Projects for Peace: The Vision of Kathryn W. Davis

"My challenge to you is to bring about a mind-set of preparing for peace, instead of preparing for war."


In Boston, where Nathalie works for the American Civil Liberties Union and attends graduate school, the Brazilian immigrant population is growing quickly. Nathalie points out that the city now hosts the largest population of Brazilians outside of Brazil. She also notes that while immigrants contribute much to the community, few social services are available in Portuguese. More troubling is the lack of trust between the immigrant community and law enforcement.

Nathalie is familiar with this dynamic of mistrust, and she knows it is a prescription for violence. In her native Colombia, corruption exacerbated by the drug trade and ongoing war means that people do not feel protected by police. The relationship between law enforcement and the citizenry is adversarial, and officers of the law sometimes endanger lives instead of protecting them.

Nathalie’s parents, also lawyers who are still practicing in Colombia, have received death threats when trying controversial cases that involve perpetrators from the government or military. Their procedure when threatened is to notify the office of the United Nations High Commissioner for Human Rights—and to keep a low profile. More than once, the family has had to move in order to stay safe. This is the reality in which Nathalie was raised. 

Even so, for her, the reward of fighting for social justice will always be worth the risk. In Colombia, she worked with survivors of domestic and sexual violence, as well as women internally displaced by the civil war. She also lobbied for women’s rights in public policy at the United Nations Population Fund. When she first arrived in the U.S., in an internship at Human Rights Watch, she investigated human rights violations affecting Central American immigrant women in Mexico. 

Nathalie will soon earn a dual master’s degree from Brandeis University in sustainable international development and coexistence and conflict. And for the past two years, she has worked for the ACLU on issues concerning the immigrant community. Despite the considerable Portuguese-speaking population in Boston, only one of her colleagues at the office speaks the language. Proficiency gained over the course of one summer in the Middlebury Portuguese School is allowing Nathalie to serve the community on a whole new level. 

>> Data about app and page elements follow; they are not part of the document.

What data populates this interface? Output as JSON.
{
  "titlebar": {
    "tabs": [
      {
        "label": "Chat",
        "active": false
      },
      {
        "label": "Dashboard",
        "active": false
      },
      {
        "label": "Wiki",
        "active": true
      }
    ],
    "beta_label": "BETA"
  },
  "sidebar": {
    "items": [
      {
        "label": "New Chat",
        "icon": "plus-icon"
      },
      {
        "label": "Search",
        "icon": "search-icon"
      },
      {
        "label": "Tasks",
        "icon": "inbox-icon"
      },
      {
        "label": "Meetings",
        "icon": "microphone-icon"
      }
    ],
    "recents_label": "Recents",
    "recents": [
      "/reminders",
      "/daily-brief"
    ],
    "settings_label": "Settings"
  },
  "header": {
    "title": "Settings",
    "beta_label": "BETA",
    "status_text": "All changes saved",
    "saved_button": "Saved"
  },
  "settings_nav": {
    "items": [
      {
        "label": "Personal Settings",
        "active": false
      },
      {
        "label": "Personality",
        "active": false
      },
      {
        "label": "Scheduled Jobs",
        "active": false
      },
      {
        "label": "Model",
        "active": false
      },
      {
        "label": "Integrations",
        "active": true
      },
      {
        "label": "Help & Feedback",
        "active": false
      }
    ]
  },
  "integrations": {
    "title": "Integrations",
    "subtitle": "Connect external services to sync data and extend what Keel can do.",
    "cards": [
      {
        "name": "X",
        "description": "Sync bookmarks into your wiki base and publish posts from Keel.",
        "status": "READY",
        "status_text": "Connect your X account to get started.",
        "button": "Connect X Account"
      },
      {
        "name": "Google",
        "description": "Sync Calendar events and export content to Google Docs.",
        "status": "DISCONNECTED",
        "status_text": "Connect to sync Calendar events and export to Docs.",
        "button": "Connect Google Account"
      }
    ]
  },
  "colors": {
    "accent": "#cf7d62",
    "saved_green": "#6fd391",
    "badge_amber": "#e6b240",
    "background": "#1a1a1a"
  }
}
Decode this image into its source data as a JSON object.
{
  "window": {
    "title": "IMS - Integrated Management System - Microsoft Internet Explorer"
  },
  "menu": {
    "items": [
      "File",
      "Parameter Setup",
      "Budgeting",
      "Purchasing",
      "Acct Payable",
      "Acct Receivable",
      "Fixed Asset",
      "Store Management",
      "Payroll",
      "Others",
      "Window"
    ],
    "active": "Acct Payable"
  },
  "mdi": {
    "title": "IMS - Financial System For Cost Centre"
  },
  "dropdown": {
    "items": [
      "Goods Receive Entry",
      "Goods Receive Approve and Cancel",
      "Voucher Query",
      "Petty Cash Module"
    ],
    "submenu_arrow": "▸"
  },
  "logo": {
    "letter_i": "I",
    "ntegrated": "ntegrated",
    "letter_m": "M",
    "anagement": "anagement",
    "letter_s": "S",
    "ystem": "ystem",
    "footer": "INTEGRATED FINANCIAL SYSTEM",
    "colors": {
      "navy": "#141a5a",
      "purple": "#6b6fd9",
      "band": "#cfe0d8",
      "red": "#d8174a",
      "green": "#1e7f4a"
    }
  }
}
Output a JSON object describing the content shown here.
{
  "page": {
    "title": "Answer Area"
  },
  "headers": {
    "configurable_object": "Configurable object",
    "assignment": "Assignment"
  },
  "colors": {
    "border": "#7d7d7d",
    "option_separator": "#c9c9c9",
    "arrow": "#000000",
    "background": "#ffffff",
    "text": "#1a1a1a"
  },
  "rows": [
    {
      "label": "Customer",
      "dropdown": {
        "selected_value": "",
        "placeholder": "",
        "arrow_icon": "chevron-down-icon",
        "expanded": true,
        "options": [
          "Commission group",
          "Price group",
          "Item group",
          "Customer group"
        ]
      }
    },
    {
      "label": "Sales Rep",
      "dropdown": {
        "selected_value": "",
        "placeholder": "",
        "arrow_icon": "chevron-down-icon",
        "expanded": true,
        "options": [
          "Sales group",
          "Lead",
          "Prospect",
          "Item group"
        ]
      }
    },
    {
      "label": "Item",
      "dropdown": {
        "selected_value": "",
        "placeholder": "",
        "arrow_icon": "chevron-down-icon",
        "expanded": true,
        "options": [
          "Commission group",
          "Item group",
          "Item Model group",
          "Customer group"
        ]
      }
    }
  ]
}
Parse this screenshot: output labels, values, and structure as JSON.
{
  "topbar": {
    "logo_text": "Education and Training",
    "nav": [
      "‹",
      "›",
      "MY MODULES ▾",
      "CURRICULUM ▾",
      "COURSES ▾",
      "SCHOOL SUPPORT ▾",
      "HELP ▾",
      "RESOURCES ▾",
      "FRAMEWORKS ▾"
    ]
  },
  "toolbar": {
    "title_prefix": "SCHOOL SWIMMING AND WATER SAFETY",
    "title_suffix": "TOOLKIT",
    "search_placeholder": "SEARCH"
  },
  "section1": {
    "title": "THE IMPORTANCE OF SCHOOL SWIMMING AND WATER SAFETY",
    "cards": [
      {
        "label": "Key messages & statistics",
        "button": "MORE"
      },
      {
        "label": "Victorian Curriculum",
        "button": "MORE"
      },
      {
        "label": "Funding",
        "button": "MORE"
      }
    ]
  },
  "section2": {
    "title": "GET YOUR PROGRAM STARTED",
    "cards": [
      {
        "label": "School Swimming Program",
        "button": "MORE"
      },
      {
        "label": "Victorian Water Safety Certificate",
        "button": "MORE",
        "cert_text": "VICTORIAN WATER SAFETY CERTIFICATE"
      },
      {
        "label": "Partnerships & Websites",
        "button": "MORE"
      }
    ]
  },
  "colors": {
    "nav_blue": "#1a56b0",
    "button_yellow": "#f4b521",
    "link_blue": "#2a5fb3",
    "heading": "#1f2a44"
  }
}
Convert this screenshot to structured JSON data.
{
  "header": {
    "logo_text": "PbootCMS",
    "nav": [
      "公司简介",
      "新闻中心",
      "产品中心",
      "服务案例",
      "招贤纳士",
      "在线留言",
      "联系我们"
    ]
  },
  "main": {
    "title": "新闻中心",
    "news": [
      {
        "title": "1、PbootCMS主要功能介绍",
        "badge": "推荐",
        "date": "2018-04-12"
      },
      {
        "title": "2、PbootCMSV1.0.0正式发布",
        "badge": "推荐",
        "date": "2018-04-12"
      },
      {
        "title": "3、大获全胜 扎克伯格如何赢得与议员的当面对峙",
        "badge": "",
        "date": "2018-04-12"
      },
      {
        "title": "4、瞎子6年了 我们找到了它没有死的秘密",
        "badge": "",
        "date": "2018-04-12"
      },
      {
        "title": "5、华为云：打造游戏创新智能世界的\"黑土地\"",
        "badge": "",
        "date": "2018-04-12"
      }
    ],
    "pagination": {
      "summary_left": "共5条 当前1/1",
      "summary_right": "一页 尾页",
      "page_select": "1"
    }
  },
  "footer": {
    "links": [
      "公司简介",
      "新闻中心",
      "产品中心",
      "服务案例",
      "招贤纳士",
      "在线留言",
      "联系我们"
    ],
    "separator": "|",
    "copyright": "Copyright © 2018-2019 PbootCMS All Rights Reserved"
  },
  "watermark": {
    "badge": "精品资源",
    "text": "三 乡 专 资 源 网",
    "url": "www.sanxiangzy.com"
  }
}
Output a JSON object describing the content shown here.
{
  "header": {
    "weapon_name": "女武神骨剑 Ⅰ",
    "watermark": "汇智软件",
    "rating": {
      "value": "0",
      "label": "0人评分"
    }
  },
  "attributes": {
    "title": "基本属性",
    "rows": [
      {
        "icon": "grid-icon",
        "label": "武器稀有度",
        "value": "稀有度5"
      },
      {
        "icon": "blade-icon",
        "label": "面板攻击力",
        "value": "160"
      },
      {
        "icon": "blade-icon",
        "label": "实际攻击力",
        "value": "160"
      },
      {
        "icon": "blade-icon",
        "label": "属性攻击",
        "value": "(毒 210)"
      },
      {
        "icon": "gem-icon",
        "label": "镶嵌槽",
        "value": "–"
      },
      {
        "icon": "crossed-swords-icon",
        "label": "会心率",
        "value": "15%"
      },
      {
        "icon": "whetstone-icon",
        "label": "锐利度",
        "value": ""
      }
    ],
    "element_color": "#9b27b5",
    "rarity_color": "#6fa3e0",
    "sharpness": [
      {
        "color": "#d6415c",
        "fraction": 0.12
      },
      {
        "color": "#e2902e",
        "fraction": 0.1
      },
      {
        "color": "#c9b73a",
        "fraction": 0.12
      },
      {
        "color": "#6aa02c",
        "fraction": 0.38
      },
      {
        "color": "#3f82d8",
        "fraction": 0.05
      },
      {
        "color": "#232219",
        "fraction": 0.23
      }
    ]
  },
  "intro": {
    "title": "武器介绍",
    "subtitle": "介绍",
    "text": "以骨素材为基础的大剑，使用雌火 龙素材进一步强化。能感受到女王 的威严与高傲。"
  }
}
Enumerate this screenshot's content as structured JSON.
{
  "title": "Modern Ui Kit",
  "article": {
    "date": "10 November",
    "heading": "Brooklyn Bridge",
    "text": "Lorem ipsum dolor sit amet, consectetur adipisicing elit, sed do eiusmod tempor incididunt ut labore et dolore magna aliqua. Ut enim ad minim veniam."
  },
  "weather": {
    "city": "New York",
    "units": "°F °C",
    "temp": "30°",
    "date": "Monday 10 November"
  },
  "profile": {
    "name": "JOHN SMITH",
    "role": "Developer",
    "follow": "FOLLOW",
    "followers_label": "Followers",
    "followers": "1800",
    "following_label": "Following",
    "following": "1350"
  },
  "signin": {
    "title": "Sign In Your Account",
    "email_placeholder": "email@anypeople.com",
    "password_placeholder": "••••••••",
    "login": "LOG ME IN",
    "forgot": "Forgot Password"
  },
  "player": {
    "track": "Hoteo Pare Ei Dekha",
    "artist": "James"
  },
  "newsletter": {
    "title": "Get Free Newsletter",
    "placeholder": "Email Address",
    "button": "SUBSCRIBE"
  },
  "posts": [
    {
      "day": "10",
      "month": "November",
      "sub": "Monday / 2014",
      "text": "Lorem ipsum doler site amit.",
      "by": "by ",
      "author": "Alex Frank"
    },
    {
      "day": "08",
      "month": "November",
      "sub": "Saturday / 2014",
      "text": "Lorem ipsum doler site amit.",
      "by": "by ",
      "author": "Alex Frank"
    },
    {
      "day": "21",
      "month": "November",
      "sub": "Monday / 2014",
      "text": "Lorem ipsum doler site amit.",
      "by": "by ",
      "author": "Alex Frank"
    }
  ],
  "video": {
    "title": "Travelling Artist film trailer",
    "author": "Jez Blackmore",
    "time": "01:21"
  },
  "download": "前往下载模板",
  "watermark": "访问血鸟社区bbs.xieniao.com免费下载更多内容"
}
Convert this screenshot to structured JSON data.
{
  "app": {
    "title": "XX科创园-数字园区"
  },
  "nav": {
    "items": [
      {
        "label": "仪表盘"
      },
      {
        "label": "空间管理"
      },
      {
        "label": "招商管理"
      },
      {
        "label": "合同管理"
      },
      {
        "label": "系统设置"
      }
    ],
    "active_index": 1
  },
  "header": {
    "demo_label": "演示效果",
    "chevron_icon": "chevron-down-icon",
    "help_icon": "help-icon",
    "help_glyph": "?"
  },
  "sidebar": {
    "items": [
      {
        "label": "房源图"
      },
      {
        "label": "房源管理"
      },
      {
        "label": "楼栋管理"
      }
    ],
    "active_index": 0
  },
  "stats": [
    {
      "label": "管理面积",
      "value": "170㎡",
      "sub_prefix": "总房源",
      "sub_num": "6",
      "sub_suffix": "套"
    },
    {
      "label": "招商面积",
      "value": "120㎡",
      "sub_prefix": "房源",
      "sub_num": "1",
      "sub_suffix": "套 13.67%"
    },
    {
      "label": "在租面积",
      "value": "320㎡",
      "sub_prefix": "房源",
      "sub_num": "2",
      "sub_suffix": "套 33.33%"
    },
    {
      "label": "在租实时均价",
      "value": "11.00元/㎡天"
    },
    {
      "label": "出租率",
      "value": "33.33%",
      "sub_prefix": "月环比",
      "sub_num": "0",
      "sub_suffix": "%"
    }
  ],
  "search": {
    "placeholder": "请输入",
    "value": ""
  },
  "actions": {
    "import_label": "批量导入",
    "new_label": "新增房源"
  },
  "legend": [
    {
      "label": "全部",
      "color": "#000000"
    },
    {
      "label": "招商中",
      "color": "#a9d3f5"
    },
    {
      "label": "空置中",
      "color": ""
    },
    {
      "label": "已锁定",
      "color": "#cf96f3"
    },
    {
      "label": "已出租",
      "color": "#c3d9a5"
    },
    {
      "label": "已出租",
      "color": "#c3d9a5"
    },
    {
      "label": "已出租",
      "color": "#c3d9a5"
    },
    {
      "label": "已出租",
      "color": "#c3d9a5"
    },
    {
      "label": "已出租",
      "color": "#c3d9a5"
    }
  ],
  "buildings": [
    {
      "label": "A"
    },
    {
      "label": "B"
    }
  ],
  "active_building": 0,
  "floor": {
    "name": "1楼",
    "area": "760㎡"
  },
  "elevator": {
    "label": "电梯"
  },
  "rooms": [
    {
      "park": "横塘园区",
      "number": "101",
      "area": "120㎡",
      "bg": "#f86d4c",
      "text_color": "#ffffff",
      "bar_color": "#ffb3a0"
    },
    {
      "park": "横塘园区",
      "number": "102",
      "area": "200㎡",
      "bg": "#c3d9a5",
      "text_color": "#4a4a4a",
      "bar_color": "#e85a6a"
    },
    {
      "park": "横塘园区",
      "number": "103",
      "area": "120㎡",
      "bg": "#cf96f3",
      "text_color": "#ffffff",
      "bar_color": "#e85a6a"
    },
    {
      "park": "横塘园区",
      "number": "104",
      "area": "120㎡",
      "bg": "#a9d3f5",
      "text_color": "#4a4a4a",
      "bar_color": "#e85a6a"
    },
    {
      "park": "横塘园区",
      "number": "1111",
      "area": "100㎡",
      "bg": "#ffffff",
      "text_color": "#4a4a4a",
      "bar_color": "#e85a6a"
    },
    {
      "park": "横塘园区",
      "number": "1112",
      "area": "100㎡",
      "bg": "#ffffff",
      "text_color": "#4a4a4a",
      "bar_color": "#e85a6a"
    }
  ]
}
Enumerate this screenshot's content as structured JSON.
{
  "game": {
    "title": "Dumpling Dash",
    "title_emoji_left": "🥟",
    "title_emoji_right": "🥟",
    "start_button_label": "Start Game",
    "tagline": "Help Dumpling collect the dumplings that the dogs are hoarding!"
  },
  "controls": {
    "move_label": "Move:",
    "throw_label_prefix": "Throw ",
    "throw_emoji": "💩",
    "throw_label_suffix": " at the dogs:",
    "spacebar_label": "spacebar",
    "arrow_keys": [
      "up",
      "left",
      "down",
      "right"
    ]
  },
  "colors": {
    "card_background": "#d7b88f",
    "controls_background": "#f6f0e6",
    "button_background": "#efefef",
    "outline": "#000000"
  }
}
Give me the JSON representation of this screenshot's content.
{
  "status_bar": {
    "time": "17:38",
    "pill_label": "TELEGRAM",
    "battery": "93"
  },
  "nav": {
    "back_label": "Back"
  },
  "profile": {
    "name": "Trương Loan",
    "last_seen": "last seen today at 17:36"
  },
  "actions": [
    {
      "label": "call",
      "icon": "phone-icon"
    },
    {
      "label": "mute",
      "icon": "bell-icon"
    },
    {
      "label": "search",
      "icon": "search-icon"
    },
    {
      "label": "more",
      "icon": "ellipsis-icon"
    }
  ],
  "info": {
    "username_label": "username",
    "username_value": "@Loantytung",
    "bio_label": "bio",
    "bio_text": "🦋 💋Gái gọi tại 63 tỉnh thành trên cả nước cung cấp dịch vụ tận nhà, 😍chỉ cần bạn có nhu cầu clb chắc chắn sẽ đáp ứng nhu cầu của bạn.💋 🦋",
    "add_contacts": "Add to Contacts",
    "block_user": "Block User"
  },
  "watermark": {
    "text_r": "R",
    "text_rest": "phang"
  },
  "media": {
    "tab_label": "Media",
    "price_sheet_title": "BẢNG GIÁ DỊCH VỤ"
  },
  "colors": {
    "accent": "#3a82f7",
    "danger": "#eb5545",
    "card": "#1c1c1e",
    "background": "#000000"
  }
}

With Spanish as her native language, she was able to learn at an accelerated pace. She can now understand almost everything she reads and hears in Portuguese, and she speaks at an intermediate level. Every day her Middlebury experience augments her professional life. At the ACLU she works on getting legislation passed that will foster better relations with police among the immigrant community. When community members are not afraid to report crimes to the police, everyone benefits.